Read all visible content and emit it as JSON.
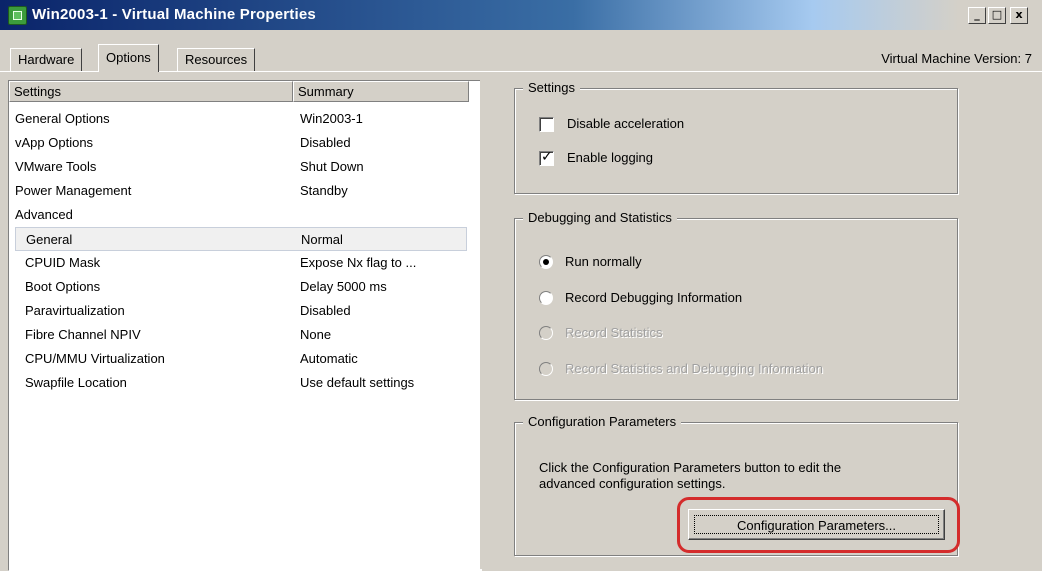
{
  "window": {
    "title": "Win2003-1 - Virtual Machine Properties",
    "minimize_glyph": "_",
    "maximize_glyph": "□",
    "close_glyph": "x"
  },
  "tabs": [
    {
      "label": "Hardware",
      "active": false
    },
    {
      "label": "Options",
      "active": true
    },
    {
      "label": "Resources",
      "active": false
    }
  ],
  "vm_version": "Virtual Machine Version: 7",
  "list": {
    "columns": [
      "Settings",
      "Summary"
    ],
    "rows": [
      {
        "setting": "General Options",
        "summary": "Win2003-1"
      },
      {
        "setting": "vApp Options",
        "summary": "Disabled"
      },
      {
        "setting": "VMware Tools",
        "summary": "Shut Down"
      },
      {
        "setting": "Power Management",
        "summary": "Standby"
      },
      {
        "setting": "Advanced",
        "summary": ""
      },
      {
        "setting": "General",
        "summary": "Normal"
      },
      {
        "setting": "CPUID Mask",
        "summary": "Expose Nx flag to ..."
      },
      {
        "setting": "Boot Options",
        "summary": "Delay 5000 ms"
      },
      {
        "setting": "Paravirtualization",
        "summary": "Disabled"
      },
      {
        "setting": "Fibre Channel NPIV",
        "summary": "None"
      },
      {
        "setting": "CPU/MMU Virtualization",
        "summary": "Automatic"
      },
      {
        "setting": "Swapfile Location",
        "summary": "Use default settings"
      }
    ]
  },
  "settings_group": {
    "title": "Settings",
    "disable_acceleration": {
      "label": "Disable acceleration",
      "checked": false
    },
    "enable_logging": {
      "label": "Enable logging",
      "checked": true,
      "check_glyph": "✓"
    }
  },
  "debugging_group": {
    "title": "Debugging and Statistics",
    "options": [
      {
        "label": "Run normally",
        "selected": true,
        "enabled": true
      },
      {
        "label": "Record Debugging Information",
        "selected": false,
        "enabled": true
      },
      {
        "label": "Record Statistics",
        "selected": false,
        "enabled": false
      },
      {
        "label": "Record Statistics and Debugging Information",
        "selected": false,
        "enabled": false
      }
    ]
  },
  "config_group": {
    "title": "Configuration Parameters",
    "description_line1": "Click the Configuration Parameters button to edit the",
    "description_line2": "advanced configuration settings.",
    "button_label": "Configuration Parameters..."
  },
  "colors": {
    "highlight_ring": "#d42c2c",
    "title_bar": "#0a246a",
    "dialog_bg": "#d4d0c8"
  },
  "icons": {
    "title": "vm-icon",
    "minimize": "minimize-icon",
    "maximize": "maximize-icon",
    "close": "close-icon"
  }
}
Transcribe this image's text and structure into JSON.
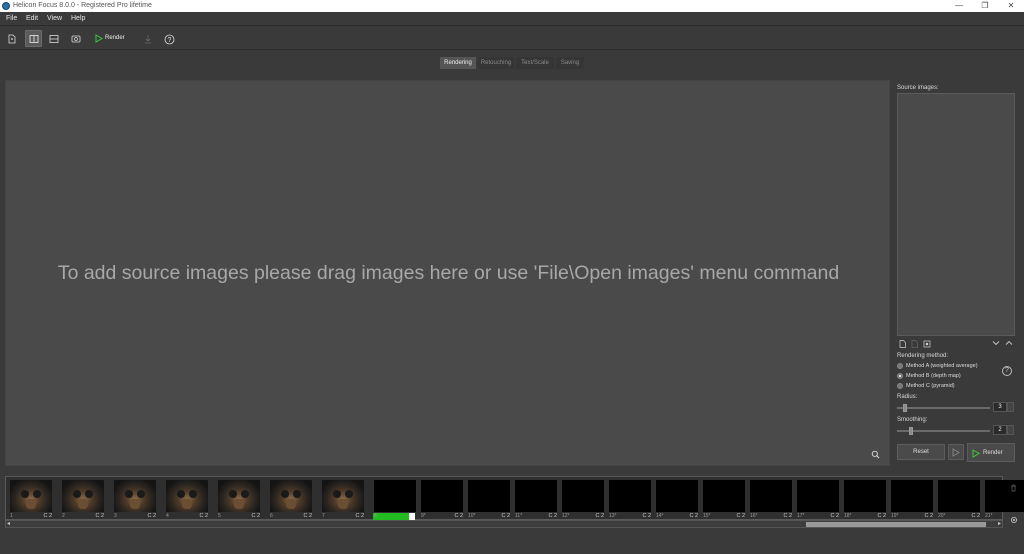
{
  "window": {
    "title": "Helicon Focus 8.0.0 - Registered Pro lifetime"
  },
  "menu": [
    "File",
    "Edit",
    "View",
    "Help"
  ],
  "toolbar": {
    "render_label": "Render"
  },
  "tabs": [
    {
      "label": "Rendering",
      "selected": true
    },
    {
      "label": "Retouching",
      "selected": false
    },
    {
      "label": "Text/Scale",
      "selected": false
    },
    {
      "label": "Saving",
      "selected": false
    }
  ],
  "canvas": {
    "message": "To add source images please drag images here or use 'File\\Open images' menu command"
  },
  "panel": {
    "source_label": "Source images:",
    "method_label": "Rendering method:",
    "methods": [
      {
        "label": "Method A (weighted average)",
        "selected": false
      },
      {
        "label": "Method B (depth map)",
        "selected": true
      },
      {
        "label": "Method C (pyramid)",
        "selected": false
      }
    ],
    "radius_label": "Radius:",
    "radius_value": "3",
    "smoothing_label": "Smoothing:",
    "smoothing_value": "2",
    "reset_label": "Reset",
    "render_label": "Render"
  },
  "filmstrip": [
    {
      "num": "1",
      "tag": "C 2",
      "kind": "photo"
    },
    {
      "num": "2",
      "tag": "C 2",
      "kind": "photo"
    },
    {
      "num": "3",
      "tag": "C 2",
      "kind": "photo"
    },
    {
      "num": "4",
      "tag": "C 2",
      "kind": "photo"
    },
    {
      "num": "5",
      "tag": "C 2",
      "kind": "photo"
    },
    {
      "num": "6",
      "tag": "C 2",
      "kind": "photo"
    },
    {
      "num": "7",
      "tag": "C 2",
      "kind": "photo"
    },
    {
      "num": "8",
      "tag": "",
      "kind": "loading",
      "progress": 0.85
    },
    {
      "num": "9*",
      "tag": "C 2",
      "kind": "black"
    },
    {
      "num": "10*",
      "tag": "C 2",
      "kind": "black"
    },
    {
      "num": "11*",
      "tag": "C 2",
      "kind": "black"
    },
    {
      "num": "12*",
      "tag": "C 2",
      "kind": "black"
    },
    {
      "num": "13*",
      "tag": "C 2",
      "kind": "black"
    },
    {
      "num": "14*",
      "tag": "C 2",
      "kind": "black"
    },
    {
      "num": "15*",
      "tag": "C 2",
      "kind": "black"
    },
    {
      "num": "16*",
      "tag": "C 2",
      "kind": "black"
    },
    {
      "num": "17*",
      "tag": "C 2",
      "kind": "black"
    },
    {
      "num": "18*",
      "tag": "C 2",
      "kind": "black"
    },
    {
      "num": "19*",
      "tag": "C 2",
      "kind": "black"
    },
    {
      "num": "20*",
      "tag": "C 2",
      "kind": "black"
    },
    {
      "num": "21*",
      "tag": "",
      "kind": "black"
    }
  ],
  "colors": {
    "accent": "#22bb22",
    "canvas": "#4a4a4a",
    "background": "#3a3a3a"
  }
}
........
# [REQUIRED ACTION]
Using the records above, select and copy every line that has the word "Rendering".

# [YOUR SOLUTION]
      "label": "Rendering",
    "method_label": "Rendering method:",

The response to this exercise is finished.